Improvised songs and musical parody are always audience favorites, often serving as the grand finale of many shows. While most groups include music, there are two becoming known specifically for their musical chops. “The Next Big Broadway Musical,” NYC’s only completely improvised two-act musical comedy, is seen regularly at Don’t Tell Mama and has been featured in the YesAnd New York Improv Festival. The players are Ross Aseron, Samuel D. Cohen, Adam Felber, Debora Rabbai, and Christine Turner. Multi MAC Award-winning comic Ron Poole hosts the proceedings, and Matthew Loren Cohen accompanies. The first act is a mock awards ceremony that presents nominees for best song; the audience gets to pick their favorite. Act Two is an entire musical that utilizes the winning song; setting, plot, characters, etc. are created on the spot.
Comedy Express performs at Carolines and other NYC venues and is also currently under contract at the Stamford Center for the Arts for shows during their 2001-2002 season. The five-man troupe consists of Express founding member J. Jay Boyd, Michael “Motts” Pelazza, Ed Ryan, musical director Howard Kilik, and Andrew Kennedy (also one of the stand-up picks for the Back Stage 2001 comedy issue). They are directed by Lynne Colatrella, and combine Viola Spolin-developed games along with a large amount of musical improv. We asked J. Jay Boyd how he stays sharp between shows and rehearsals: “Listening to many comics’ routines and coming up with new tag or punch lines allows me to work my quickness in response to new input from an unknown and unfamiliar source,” he replied.

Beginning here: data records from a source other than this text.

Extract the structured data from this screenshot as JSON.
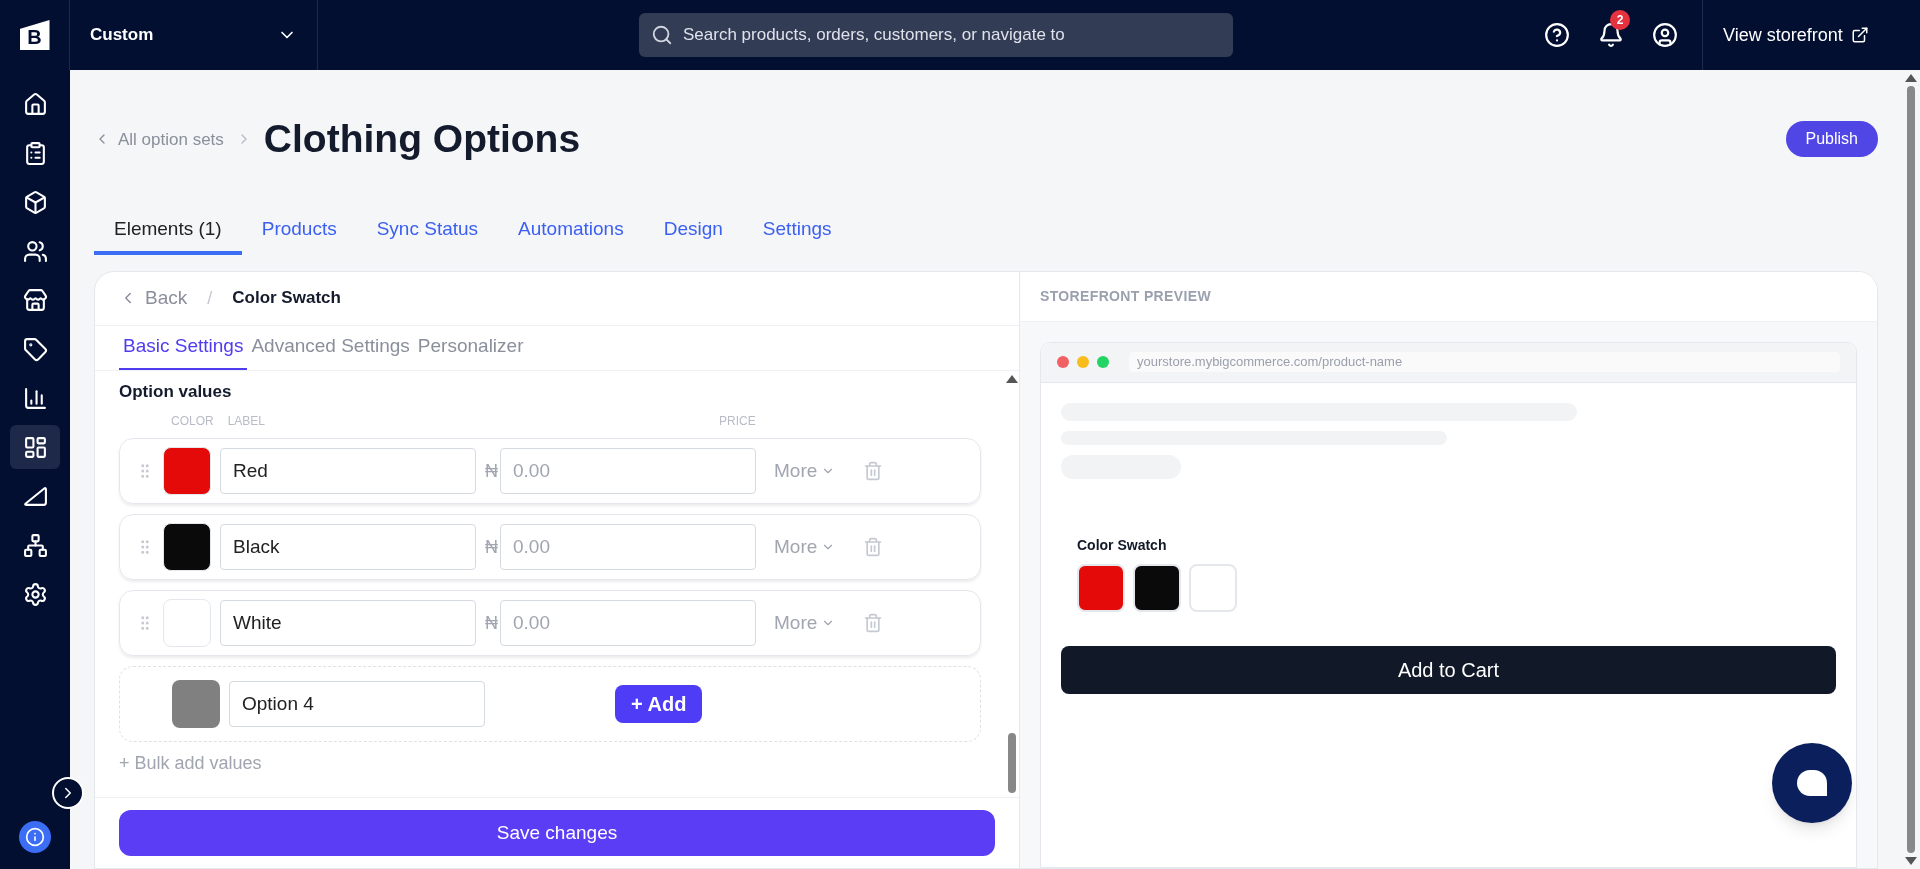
{
  "topbar": {
    "logo_text": "B",
    "store": "Custom",
    "search": {
      "placeholder": "Search products, orders, customers, or navigate to"
    },
    "notifications_count": "2",
    "storefront_link": "View storefront"
  },
  "sidebar": {
    "items": [
      {
        "selected": false
      },
      {
        "selected": false
      },
      {
        "selected": false
      },
      {
        "selected": false
      },
      {
        "selected": false
      },
      {
        "selected": false
      },
      {
        "selected": false
      },
      {
        "selected": true
      },
      {
        "selected": false
      },
      {
        "selected": false
      },
      {
        "selected": false
      }
    ]
  },
  "breadcrumb": "All option sets",
  "title": "Clothing Options",
  "publish_button": "Publish",
  "tabs": [
    {
      "label": "Elements (1)",
      "selected": true
    },
    {
      "label": "Products",
      "selected": false
    },
    {
      "label": "Sync Status",
      "selected": false
    },
    {
      "label": "Automations",
      "selected": false
    },
    {
      "label": "Design",
      "selected": false
    },
    {
      "label": "Settings",
      "selected": false
    }
  ],
  "editor": {
    "back": "Back",
    "separator": "/",
    "element_name": "Color Swatch",
    "subtabs": [
      {
        "label": "Basic Settings",
        "selected": true
      },
      {
        "label": "Advanced Settings",
        "selected": false
      },
      {
        "label": "Personalizer",
        "selected": false
      }
    ],
    "section_title": "Option values",
    "columns": [
      "COLOR",
      "LABEL",
      "PRICE"
    ],
    "values": [
      {
        "color": "#e50a0a",
        "label": "Red",
        "currency": "₦",
        "price_placeholder": "0.00",
        "more": "More"
      },
      {
        "color": "#0a0a0a",
        "label": "Black",
        "currency": "₦",
        "price_placeholder": "0.00",
        "more": "More"
      },
      {
        "color": "#ffffff",
        "label": "White",
        "currency": "₦",
        "price_placeholder": "0.00",
        "more": "More"
      }
    ],
    "new_value": {
      "color": "#808080",
      "label": "Option 4",
      "add_button": "+ Add"
    },
    "bulk_add": "+ Bulk add values",
    "save_button": "Save changes"
  },
  "preview": {
    "heading": "STOREFRONT PREVIEW",
    "url": "yourstore.mybigcommerce.com/product-name",
    "swatch_label": "Color Swatch",
    "swatches": [
      {
        "color": "#e50a0a"
      },
      {
        "color": "#0a0a0a"
      },
      {
        "color": "#ffffff"
      }
    ],
    "cart_button": "Add to Cart"
  }
}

What’s in a Name?
You may have noticed some of the catchy group and show names and the interesting premises as to why some groups formed. These hooks not only help them stand out on press releases, but give audiences an early sample of their creative minds or, in some cases, madness. For example, the highly respected group Burn Manhattan continued their fascination with pyrotechnics in the premise for their recent June production, “Centralia,” about the inhabitants of a town that has been on fire for the past 39 years. The Improvaholics just finished presenting their catchily titled “Laugh. Rinse. Repeat.” Living Room Live, now in its third season performing both stand-up and sketch, not only advertise that they’re more entertaining than what you’d find in your living room, they’ve even found a venue that jibes with their name. It’s called The Parlour. The Ten:17 Comedy Troupe recently produced a Science Fiction Comedy Serial, providing a premise appealing to a totally different niche group as well as their usual comedy audience.
Many groups also have a common history formed in college. Schools often have highly respected improv organizations that provide training and performers, who then move to NYC together to form groups. Although young, they have worked together for years. An up-and-coming group formed at Georgetown University is Littleman, together five years, whose shows evoking the pleasures of summer (complete with free ice cream for the audience) have been featured at the UCBT.
Two graduates of Harvard’s Immediate Gratification Players are Rex Graff and Justin Krebs of Improvision. They’ve worked together four years and their show offers audiences a tour of next season’s TV hits. The only catch is that the shows haven’t been written yet.
While there may be fewer women seen in improv, a number of all-women sketch groups have built a faithful following in NYC, including The Heartless Floozies, The Flying Queens (often featured at Surf Reality and chosen to perform in this year’s Funny Women Fest 2001 in Chicago), and the “Hot Girl-On-Girl Comedy” of Shirley Chickenpants.
Since groups can break up or form frequently, this article is not comprehensive, but we hope it shows the diverse spectrum of what’s out there, as well as covering many of the long running groups and schools. If there’s a group you perform with or enjoy as an audience member that hasn’t been included, you can mail or e-mail materials to Amelia David c/o “Laughing Matters” here at Back Stage. To get news about all types of groups, established and new, as well as improv-oriented festivals, visit www.yesand.com and www.improvreview.com, as well as the web sites in our contact list.